The Altitude Store
by Ira Mukhoti
3 May 2010
For orders: www.thealtitudestore.com Emai: email@example.com Ph.: +91.98.1175.5222
Today my bi-monthly supply of organic produce has arrived and the owner and founder of The Altitude Store, Ayesha Grewal, who home-delivered my order herself, has just effortlessly tossed several kilos of dry goods onto my kitchen counter. Ayesha has agreed to stop by for a chat about The Altitude Store, her slickly run, rapidly expanding venture which started life as a Delhi-based online organic produce shop.
We begin by talking about how a Delhi girl like her came to be interested in a project which takes her for months on end to far flung villages in the Himalayas. Ayesha tells me that she has long had an interest in rural development in India and the ways in which profitability and social responsibility may co‐exist.
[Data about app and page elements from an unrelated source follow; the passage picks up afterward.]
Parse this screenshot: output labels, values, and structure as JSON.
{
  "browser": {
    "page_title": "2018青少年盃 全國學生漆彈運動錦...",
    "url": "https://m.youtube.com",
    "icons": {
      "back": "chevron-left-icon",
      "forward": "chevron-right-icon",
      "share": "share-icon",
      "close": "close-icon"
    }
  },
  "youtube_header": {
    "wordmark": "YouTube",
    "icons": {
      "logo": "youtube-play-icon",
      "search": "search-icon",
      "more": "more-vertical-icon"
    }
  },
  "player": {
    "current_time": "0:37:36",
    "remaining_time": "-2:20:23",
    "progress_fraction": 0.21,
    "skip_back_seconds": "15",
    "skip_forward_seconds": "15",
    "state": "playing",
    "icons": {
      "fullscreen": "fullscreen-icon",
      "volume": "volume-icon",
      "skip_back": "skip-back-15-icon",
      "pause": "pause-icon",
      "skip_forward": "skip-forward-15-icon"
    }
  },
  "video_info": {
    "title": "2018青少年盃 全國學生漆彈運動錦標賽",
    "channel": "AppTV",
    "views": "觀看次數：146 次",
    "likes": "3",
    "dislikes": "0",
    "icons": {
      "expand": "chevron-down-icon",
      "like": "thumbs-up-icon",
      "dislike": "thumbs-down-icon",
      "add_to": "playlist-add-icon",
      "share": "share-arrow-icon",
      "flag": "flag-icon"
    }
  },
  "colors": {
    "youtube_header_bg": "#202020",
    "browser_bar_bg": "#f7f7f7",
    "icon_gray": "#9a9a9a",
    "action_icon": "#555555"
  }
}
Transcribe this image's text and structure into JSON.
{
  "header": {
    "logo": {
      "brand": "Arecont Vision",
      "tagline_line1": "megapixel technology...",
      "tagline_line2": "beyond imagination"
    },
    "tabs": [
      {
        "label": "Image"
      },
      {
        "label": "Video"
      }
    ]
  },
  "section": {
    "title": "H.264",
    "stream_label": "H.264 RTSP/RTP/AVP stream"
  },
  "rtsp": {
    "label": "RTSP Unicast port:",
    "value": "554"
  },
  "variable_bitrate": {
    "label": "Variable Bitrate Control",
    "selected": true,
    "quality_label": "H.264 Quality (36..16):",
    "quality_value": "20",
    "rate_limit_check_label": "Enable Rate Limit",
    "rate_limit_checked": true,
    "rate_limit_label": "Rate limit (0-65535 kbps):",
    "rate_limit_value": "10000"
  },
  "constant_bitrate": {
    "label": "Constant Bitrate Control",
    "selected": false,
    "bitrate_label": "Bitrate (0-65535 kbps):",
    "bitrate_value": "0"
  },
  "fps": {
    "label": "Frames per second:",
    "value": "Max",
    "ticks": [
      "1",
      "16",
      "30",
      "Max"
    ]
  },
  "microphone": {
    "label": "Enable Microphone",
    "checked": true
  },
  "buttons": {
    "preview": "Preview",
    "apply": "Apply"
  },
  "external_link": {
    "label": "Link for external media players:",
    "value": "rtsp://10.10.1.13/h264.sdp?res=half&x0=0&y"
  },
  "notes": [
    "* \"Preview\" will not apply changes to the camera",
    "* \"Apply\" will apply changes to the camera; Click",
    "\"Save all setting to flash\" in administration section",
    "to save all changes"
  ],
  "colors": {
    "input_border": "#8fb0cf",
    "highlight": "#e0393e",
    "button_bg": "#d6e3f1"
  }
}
Her aim is to offer small farmers, who farm organically in remote, inaccessible regions, an access to the lucrative city markets, which is why one third of the Altitude Store produce comes directly from the farmers themselves. Starting primarily in Uttarakhand, The Altitude Store now sources organic products from all over India.
India is poised for growth, Ayesha tells me. What we do now will determine whether or not this is an environmentally sustainable growth and a socially just development in which money also trickles back to the farmers.
“What’s not to like anyway?” asks Ayesha. “I spend three months in some village in the hills making apple juice in the orchards and winter in the farms of Rajasthan.” The image is irresistible and sitting in dusty Delhi on the eve of the hottest April in 20 years, I am charmed.
Having bought organic products for many years from other outlets, I am used to the dusty and khadi‐encrusted style of organic shops and was therefore shocked the first time I ordered from Ayesha’s online store, which opened in 2009. The product list is extensive, the site wonderfully clutter free and simple. The follow-up and delivery is impeccable and resolutely "un‐Indian" in its timeliness.
The online site has proved so popular that a small retail shop has now opened in Shankti Niketan Market. Ayesha has also started other initiatives such as an occasional organic farmers market, an organic vegetable basket delivery system and a creamery which uses organic milk to make a variety of cheeses. Products available online and at the shop include a range of exotic products such as rocket, zucchini, asparagus, ginger candy, brown rice, mozzarella and cracked pepper cheese, to name but a very few out of the 300 products. And for those who don’t know their rocket from a satellite, there is also an endless variety of wheat, rise, pulses, sugar, soaps, oils.
After a final promise to make me her New York inspired brie and asparagus omelette, all made with The Altitude Store's ingredients, Ayesha leaves. A business‐woman with a conscience, an eco‐friendly venture which sparkles with efficiency and organic products which are delicious as well as wholesome, my house is suddenly fizzing with possibilities and I walk into the kitchen, ready to cook up a storm.